  • Recent extreme heat outlook: August 16th Death Valley reach an incredible and likely record breaking 130 degrees Fahrenheit during the heatwave throughout the West coast while Miami shattered extreme heat records as early as April. At that time, my colleague underscored how extreme heat would exacerbate the multiple challenges heaping on people already struggling to keep safe from COVID and feed their families due to income loss.

3. It overburdens FEMA and states alike, putting communities at even greater risk

FEMA is already strapped by being understaffed and digging into the FEMA’s DRF will further strain the agency’s ability to provide assistance to disaster hit areas in what looks to be a likely record-breaking hurricane season and an unprecedented wildfire and extreme heat season.
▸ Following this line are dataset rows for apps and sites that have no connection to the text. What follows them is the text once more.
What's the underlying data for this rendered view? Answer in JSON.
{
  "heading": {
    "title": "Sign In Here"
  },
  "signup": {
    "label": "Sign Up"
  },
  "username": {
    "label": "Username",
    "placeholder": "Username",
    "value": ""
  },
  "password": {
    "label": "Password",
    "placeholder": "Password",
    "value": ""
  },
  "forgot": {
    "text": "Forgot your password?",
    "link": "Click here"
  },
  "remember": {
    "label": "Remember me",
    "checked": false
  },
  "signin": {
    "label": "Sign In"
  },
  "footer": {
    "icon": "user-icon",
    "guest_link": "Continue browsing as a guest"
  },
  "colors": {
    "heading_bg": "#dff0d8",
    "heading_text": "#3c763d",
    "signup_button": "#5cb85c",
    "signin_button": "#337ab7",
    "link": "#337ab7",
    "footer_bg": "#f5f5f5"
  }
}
In addition, states are also strapped during this long-haul in combating the pandemic and providing resources to their communities. With this executive order, states must provide a 25 percent match in funding. States must apply to receive the funds indicating whether they will provide the full $400 weekly amount to unemployed individuals, with $300 from federal funds and $100 from state leveraged funding, or if they plan not to deploy the 25 percent state matching funds and instead provide $300 supplement for lost wages paid all by federal money from the Disaster Relief Fund. While states are allowed to use other COVID-19 related federal funding resources to come up with the 25 percent match (see more details on FEMA’s webpage: FEMA’s Lost Wages Supplemental Payment Assistance), this will steal badly-needed funds away from COVID-19 relief efforts.

If the executive order is not terminated soon, it will further the injustices to historically disadvantaged communities and communities of color who have been suffering the most from COVID-19 and from extreme heat. Those communities are not only seeing higher rates of COVID-19 cases, but also higher rates of unemployment. If a disaster hits, they will have even fewer resources to evacuate or rebound.
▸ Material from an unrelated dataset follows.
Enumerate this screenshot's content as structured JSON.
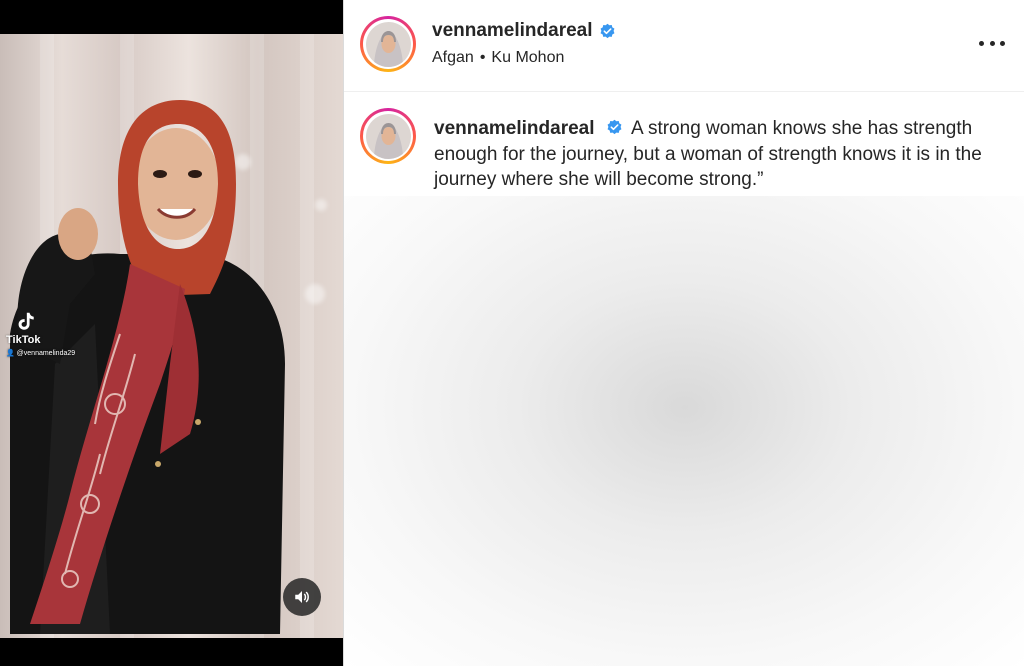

Congress must act soon to pass federal legislation to provide unemployment assistance and ensure FEMA’s Disaster Relief Fund is fully available to help communities in these unprecedented times.
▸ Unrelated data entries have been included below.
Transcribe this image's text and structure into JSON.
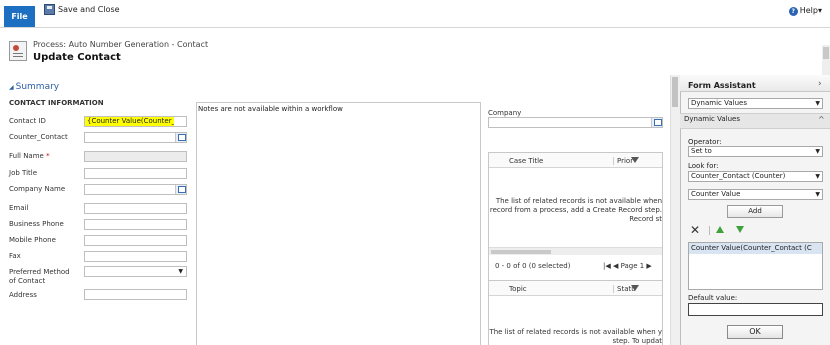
{
  "ribbon": {
    "file_label": "File",
    "save_close_label": "Save and Close",
    "help_label": "Help",
    "help_arrow": "▾"
  },
  "header": {
    "process_title": "Process: Auto Number Generation - Contact",
    "record_title": "Update Contact"
  },
  "summary": {
    "title": "Summary",
    "expand_glyph": "◢",
    "section_title": "CONTACT INFORMATION",
    "fields": {
      "contact_id": {
        "label": "Contact ID",
        "value": "{Counter Value(Counter_"
      },
      "counter_contact": {
        "label": "Counter_Contact"
      },
      "full_name": {
        "label": "Full Name",
        "required_mark": "*"
      },
      "job_title": {
        "label": "Job Title"
      },
      "company_name": {
        "label": "Company Name"
      },
      "email": {
        "label": "Email"
      },
      "business_phone": {
        "label": "Business Phone"
      },
      "mobile_phone": {
        "label": "Mobile Phone"
      },
      "fax": {
        "label": "Fax"
      },
      "preferred_method_1": {
        "label": "Preferred Method"
      },
      "preferred_method_2": {
        "label": "of Contact"
      },
      "preferred_arrow": "▼",
      "address": {
        "label": "Address"
      }
    }
  },
  "notes": {
    "message": "Notes are not available within a workflow"
  },
  "company": {
    "label": "Company"
  },
  "cases_grid": {
    "col1": "Case Title",
    "col2": "Prior",
    "msg_line1": "The list of related records is not available when",
    "msg_line2": "record from a process, add a Create Record step.",
    "msg_line3": "Record st",
    "pager_status": "0 - 0 of 0 (0 selected)",
    "pager_nav": "|◀ ◀ Page 1 ▶"
  },
  "opps_grid": {
    "col1": "Topic",
    "col2": "Statu",
    "msg_line1": "The list of related records is not available when y",
    "msg_line2": "step. To updat"
  },
  "form_assistant": {
    "title": "Form Assistant",
    "chevron": "›",
    "top_select": "Dynamic Values",
    "section_label": "Dynamic Values",
    "section_chevron": "^",
    "operator_label": "Operator:",
    "operator_value": "Set to",
    "look_for_label": "Look for:",
    "look_for_value": "Counter_Contact (Counter)",
    "field_value": "Counter Value",
    "add_label": "Add",
    "delete_glyph": "✕",
    "dynamic_item": "Counter Value(Counter_Contact (C",
    "default_value_label": "Default value:",
    "ok_label": "OK",
    "select_arrow": "▼"
  }
}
The executive order describes how the lost wages assistance program could be terminated in three ways: when the disaster relief fund balance dips down to $25 billion, at the end of the program’s authorized period on December 27, 2020, or if Congress passes federal unemployment compensation legislation (whichever comes first).

To tackle this problem in a measured way, Congress must do its job and act soon to pass federal unemployment assistance legislation to ensure funds are available for families across the nation who are suffering from the pandemic and that the funds are allocated through the proper channels within the Department of Labor. By doing so, this will end the executive order and ensure that FEMA’s Disaster Relief Fund (DRF) is not overburdened even more. As the wildfires, extreme heat, and hurricanes are barreling through our doors during a devastating pandemic, we’ll need all levels of government to help our communities come out of these unprecedented times as intact and healthy as possible. A first and commonsense step is to ensure that FEMA’s federal disaster relief fund is fully allocated for what Congress intended it for – to prepare for and recover from extreme weather and climate change-related events like Hurricane Laura and the California wildfires.